Since 2010, Harford County Public Schools (HCPS) in Maryland has been transforming its curriculum and instructional practices. Among its new approaches are the adoptions of the Common Core standards (which then became the Maryland College and Career-Ready Standards), a multi-phase “Bring Your Own Technology” (BYOT) initiative and moving to a more digitalized curriculum.
Rather than having faculty and students make do with a static curriculum, Susan Brown, Executive Director of Curriculum, Instruction and Assessment wanted curriculum resources that were adaptable and efficient. “Students are digital natives, but they don’t necessarily know how to utilize technology in terms of work efficiency,” she stated. “The teacher’s role has to change for that to happen, and I believe the digital curriculum will support how we change as instructional leaders.”
In order to deliver a comprehensive digital curriculum with content fluid enough to adjust to the needs of both teachers and students, the district needed to acquire an LMS. Fortunately, Martha Barwick, the Coordinator of Instructional Technology had attended an ASCD conference where she’d seen a variety of LMSs, including itslearning.
According to Brown and Barwick, what made the itslearning platform stand out from the other systems was its efficiency.

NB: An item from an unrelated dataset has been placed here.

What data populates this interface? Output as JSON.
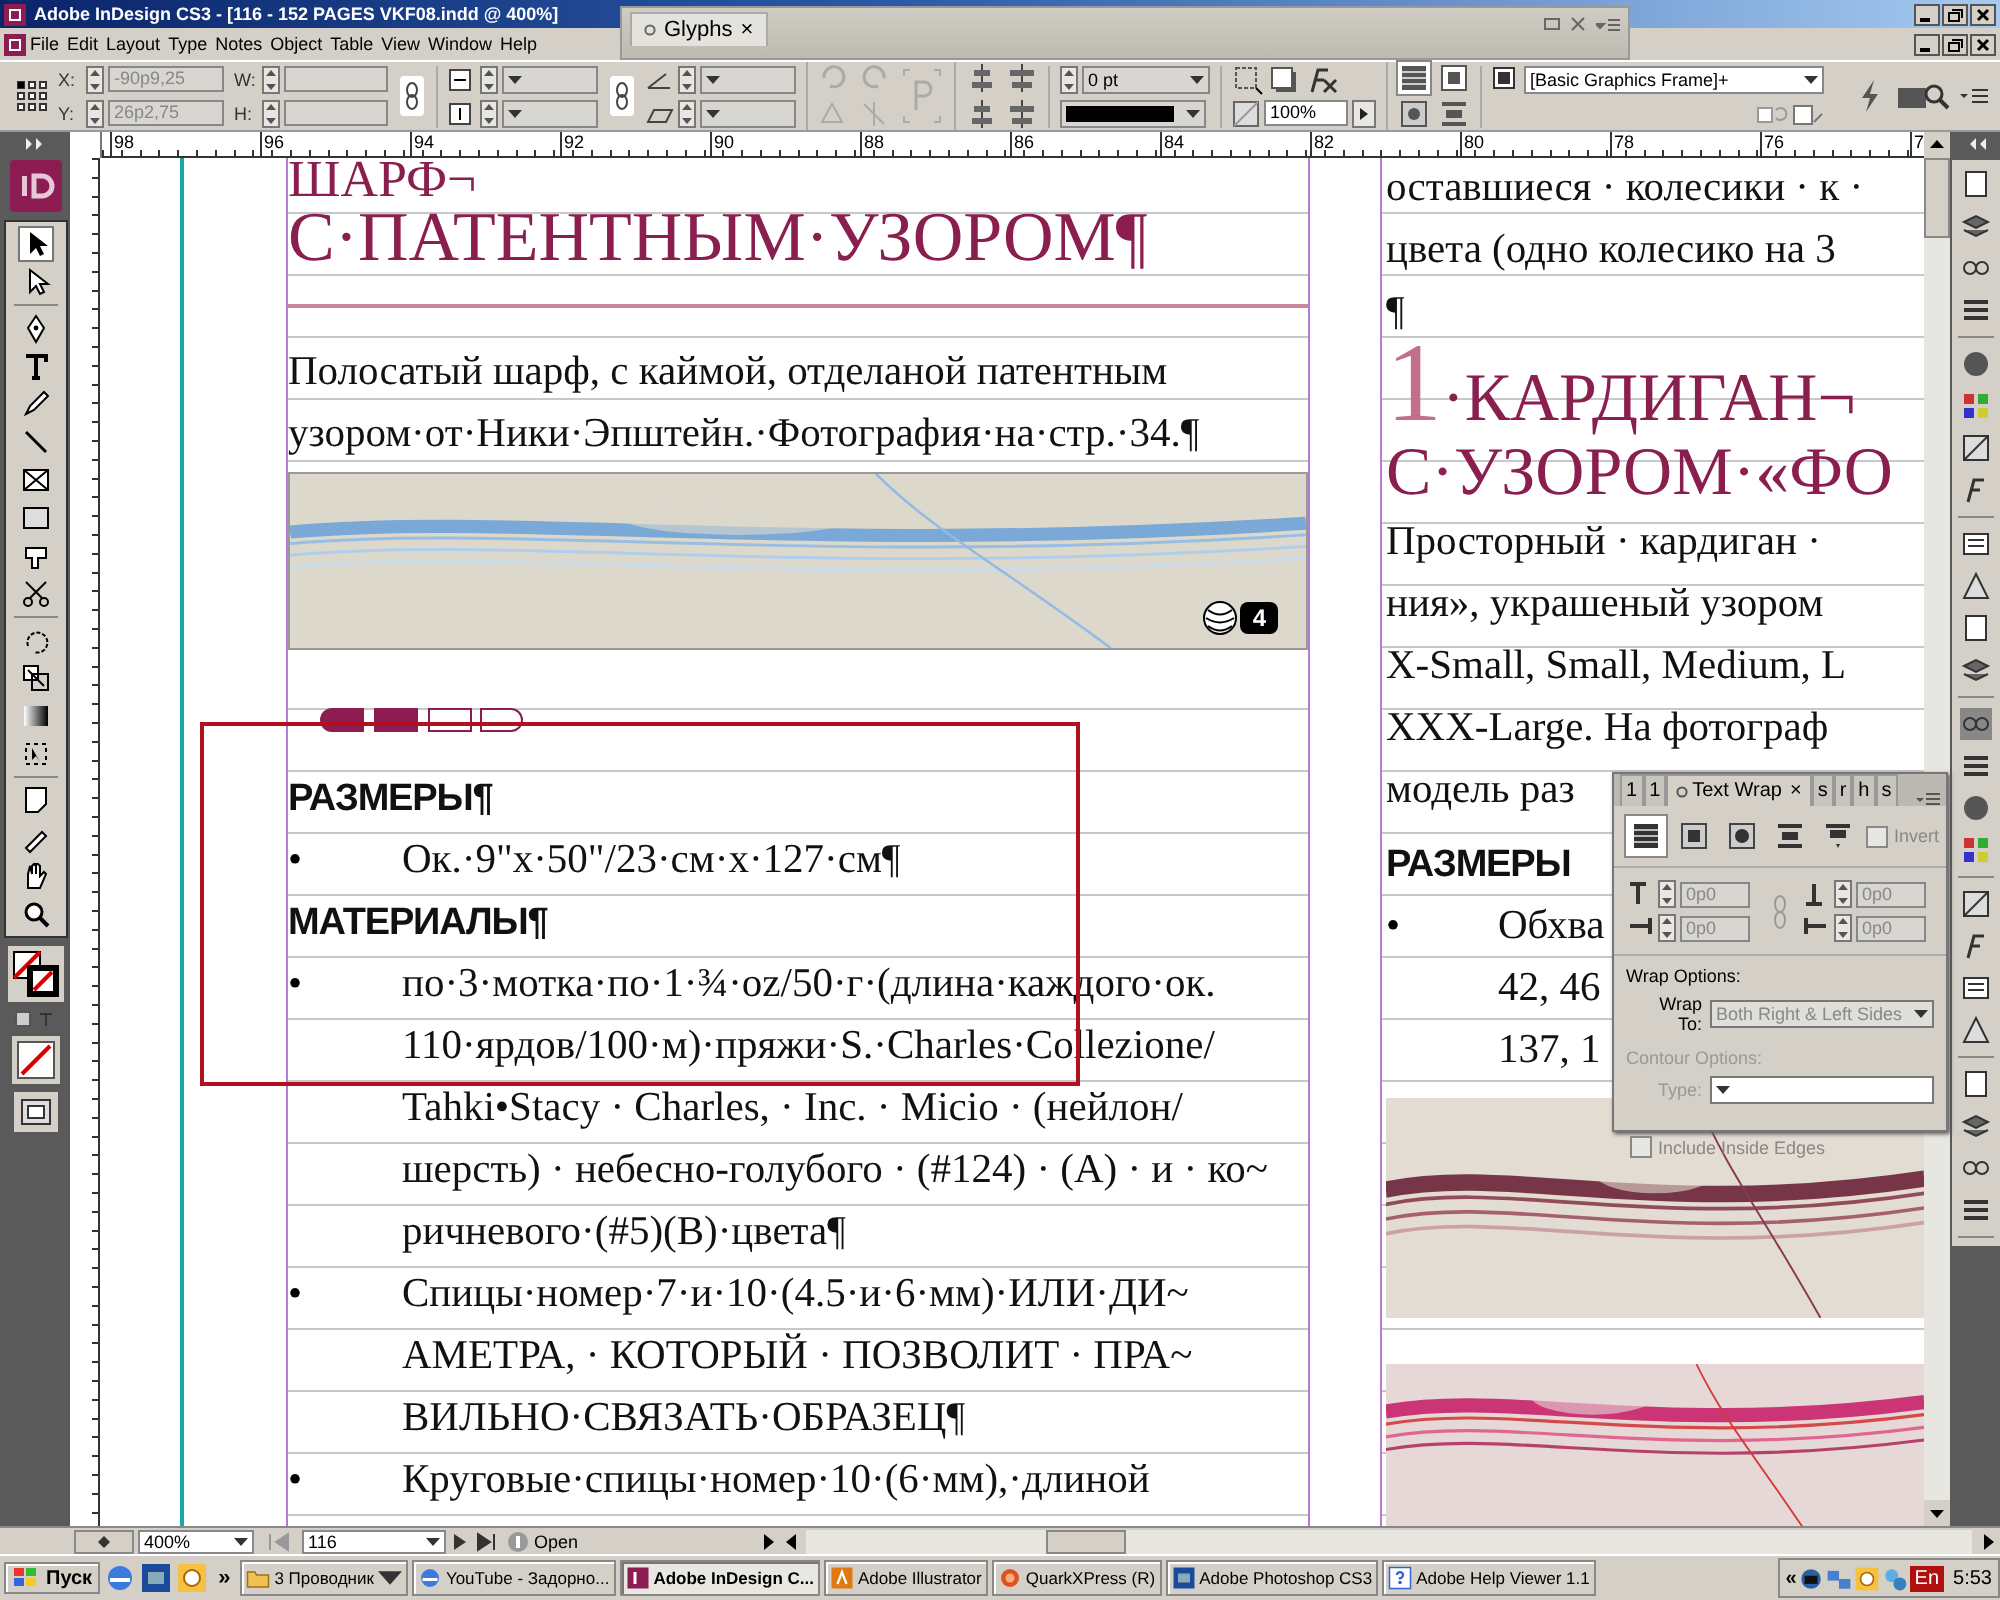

“It really does allow us to manage curriculum,” Brown said. “It’s a great combination: a curriculum management system where teachers are accessing curriculum, seeing learning units and setting the sequence of the learning, but then students can also access it. We’re not having to use two different platforms to manage our curriculum and have student access; it’s an all-in-one platform.”